Like any traditional food, there are probably as many pierogi recipes as there are families of Polish extraction. A pierogi, which translates into “small pie,” is a moon-shaped dumpling filled with either a savory or sweet filling. Traditional fillings reflected a subsistence diet and were based on cabbage, sauerkraut, onion, potato, and cheese. Meats (precooked), mushrooms, and other savory ingredients were added to the mix as economics improved. Traditional sweet fillings were cherries, blueberries, and prunes, and people the world over have fond memories of pierogies.
Generally a pierogi is made with a fairly rich dough (often including sour cream). The dough is rolled out, the stuffing spooned on, the dumpling is sealed, and then put in a pot of boiling water for five minutes or more for savory pierogies and 10 to 15 minutes for sweet ones. After they are drained, savory pierogies are often sautéed briefly with thinly sliced onions in butter; sweet ones are served with melted butter or softened cream cheese or sour cream.
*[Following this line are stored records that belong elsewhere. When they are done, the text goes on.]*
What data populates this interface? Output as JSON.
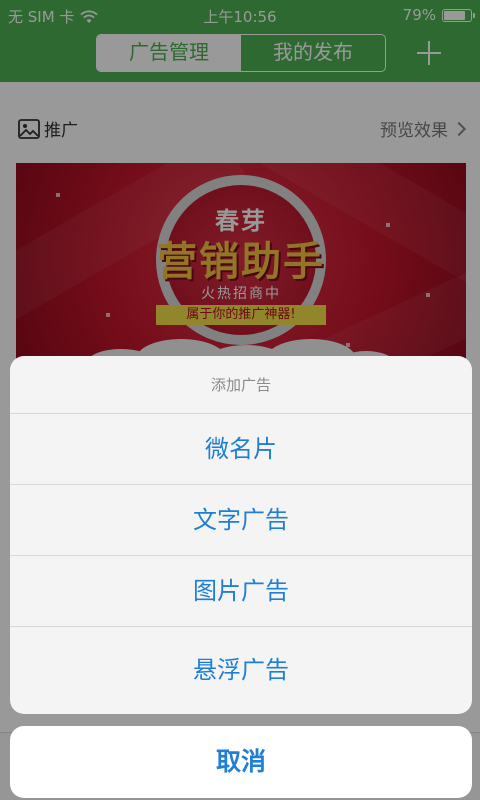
{
  "status_bar": {
    "carrier": "无 SIM 卡",
    "time": "上午10:56",
    "battery": "79%"
  },
  "header": {
    "tabs": [
      {
        "label": "广告管理",
        "active": true
      },
      {
        "label": "我的发布",
        "active": false
      }
    ]
  },
  "section": {
    "label": "推广",
    "preview": "预览效果"
  },
  "banner": {
    "line1": "春芽",
    "line2": "营销助手",
    "line3": "火热招商中",
    "line4": "属于你的推广神器!"
  },
  "action_sheet": {
    "title": "添加广告",
    "options": [
      "微名片",
      "文字广告",
      "图片广告",
      "悬浮广告"
    ],
    "cancel": "取消"
  },
  "colors": {
    "brand_green": "#4cb052",
    "action_blue": "#1f7fd5"
  }
}
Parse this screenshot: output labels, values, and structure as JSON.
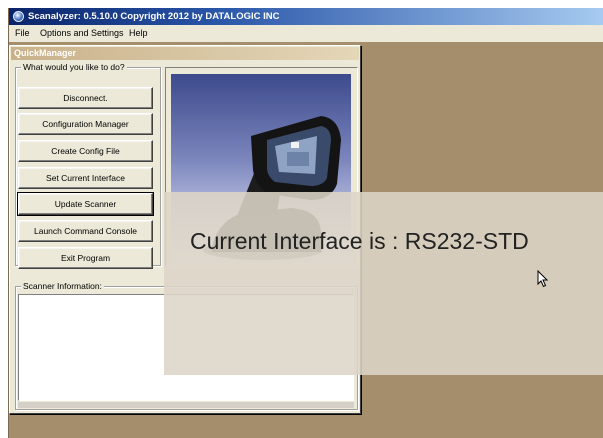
{
  "window": {
    "title": "Scanalyzer: 0.5.10.0  Copyright 2012 by DATALOGIC INC",
    "icon": "scanalyzer-app-icon"
  },
  "menu": {
    "items": [
      "File",
      "Options and Settings",
      "Help"
    ]
  },
  "quick_manager": {
    "title": "QuickManager",
    "actions_group_label": "What would you like to do?",
    "buttons": [
      "Disconnect.",
      "Configuration Manager",
      "Create Config File",
      "Set Current Interface",
      "Update Scanner",
      "Launch Command Console",
      "Exit Program"
    ],
    "focused_button": "Update Scanner",
    "info_group_label": "Scanner Information:",
    "info_text": ""
  },
  "overlay": {
    "message": "Current Interface is : RS232-STD"
  },
  "colors": {
    "desktop": "#a48e6c",
    "dialog": "#ece9d8",
    "titlebar_start": "#0a246a",
    "overlay": "#ddd5c7"
  }
}
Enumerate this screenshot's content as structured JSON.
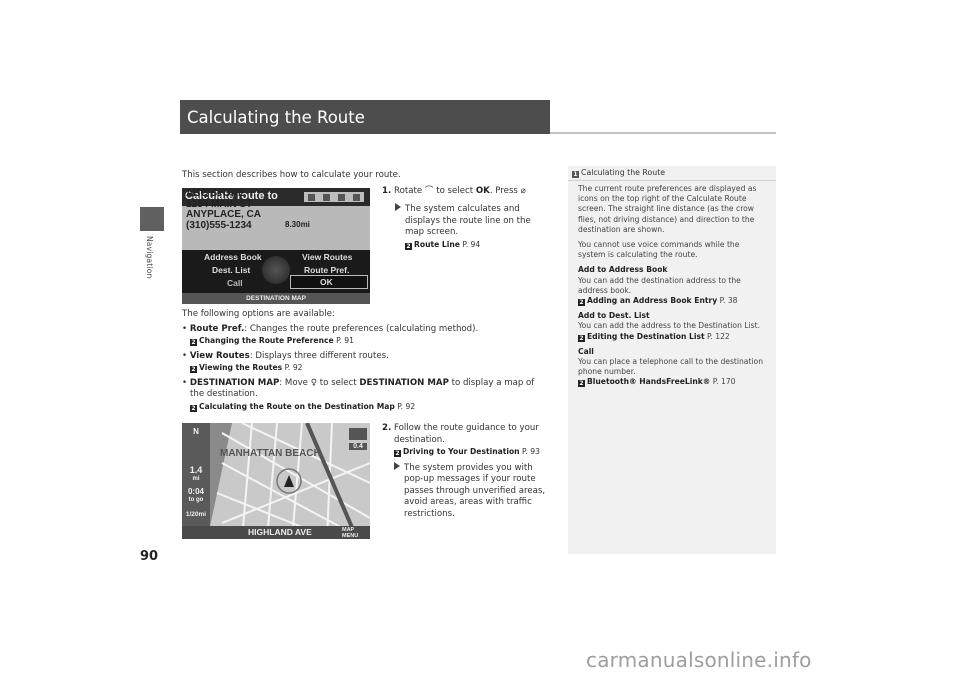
{
  "sidebar": {
    "section_label": "Navigation"
  },
  "page_number": "90",
  "header": {
    "title": "Calculating the Route"
  },
  "intro": "This section describes how to calculate your route.",
  "step1": {
    "num": "1.",
    "text_a": "Rotate",
    "text_b": "to select",
    "ok": "OK",
    "text_c": ". Press",
    "result_lines": [
      "The system calculates and",
      "displays the route line on the",
      "map screen."
    ],
    "xref_title": "Route Line",
    "xref_page": "P. 94"
  },
  "screen1": {
    "title": "Calculate route to",
    "address_lines": [
      "ABC STORE",
      "1234 MAIN ST",
      "ANYPLACE, CA",
      "(310)555-1234"
    ],
    "distance": "8.30mi",
    "menu": {
      "address_book": "Address Book",
      "dest_list": "Dest. List",
      "call": "Call",
      "view_routes": "View Routes",
      "route_pref": "Route Pref.",
      "ok": "OK",
      "destination_map": "DESTINATION MAP"
    }
  },
  "options": {
    "heading": "The following options are available:",
    "items": [
      {
        "label": "Route Pref.",
        "desc": ": Changes the route preferences (calculating method).",
        "xref_title": "Changing the Route Preference",
        "xref_page": "P. 91"
      },
      {
        "label": "View Routes",
        "desc": ": Displays three different routes.",
        "xref_title": "Viewing the Routes",
        "xref_page": "P. 92"
      },
      {
        "label": "DESTINATION MAP",
        "desc_a": ": Move",
        "desc_b": "to select",
        "label2": "DESTINATION MAP",
        "desc_c": "to display a map of",
        "desc_d": "the destination.",
        "xref_title": "Calculating the Route on the Destination Map",
        "xref_page": "P. 92"
      }
    ]
  },
  "step2": {
    "num": "2.",
    "lines": [
      "Follow the route guidance to your",
      "destination."
    ],
    "xref_title": "Driving to Your Destination",
    "xref_page": "P. 93",
    "result_lines": [
      "The system provides you with",
      "pop-up messages if your route",
      "passes through unverified areas,",
      "avoid areas, areas with traffic",
      "restrictions."
    ]
  },
  "screen2": {
    "city": "MANHATTAN BEACH",
    "street": "HIGHLAND AVE",
    "dist_value": "1.4",
    "dist_unit": "mi",
    "time_value": "0:04",
    "time_unit": "to go",
    "scale": "1/20mi",
    "right_value": "0.4",
    "map_menu": "MAP MENU"
  },
  "note": {
    "title": "Calculating the Route",
    "para1": [
      "The current route preferences are displayed as",
      "icons on the top right of the Calculate Route",
      "screen. The straight line distance (as the crow",
      "flies, not driving distance) and direction to the",
      "destination are shown."
    ],
    "para2": [
      "You cannot use voice commands while the",
      "system is calculating the route."
    ],
    "sections": [
      {
        "heading": "Add to Address Book",
        "lines": [
          "You can add the destination address to the",
          "address book."
        ],
        "xref_title": "Adding an Address Book Entry",
        "xref_page": "P. 38"
      },
      {
        "heading": "Add to Dest. List",
        "lines": [
          "You can add the address to the Destination List."
        ],
        "xref_title": "Editing the Destination List",
        "xref_page": "P. 122"
      },
      {
        "heading": "Call",
        "lines": [
          "You can place a telephone call to the destination",
          "phone number."
        ],
        "xref_title": "Bluetooth® HandsFreeLink®",
        "xref_page": "P. 170"
      }
    ]
  },
  "watermark": "carmanualsonline.info"
}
Some recipes we have seen bake the pierogies instead of boiling them, but that appears to be more a matter of convenience and less of flavor.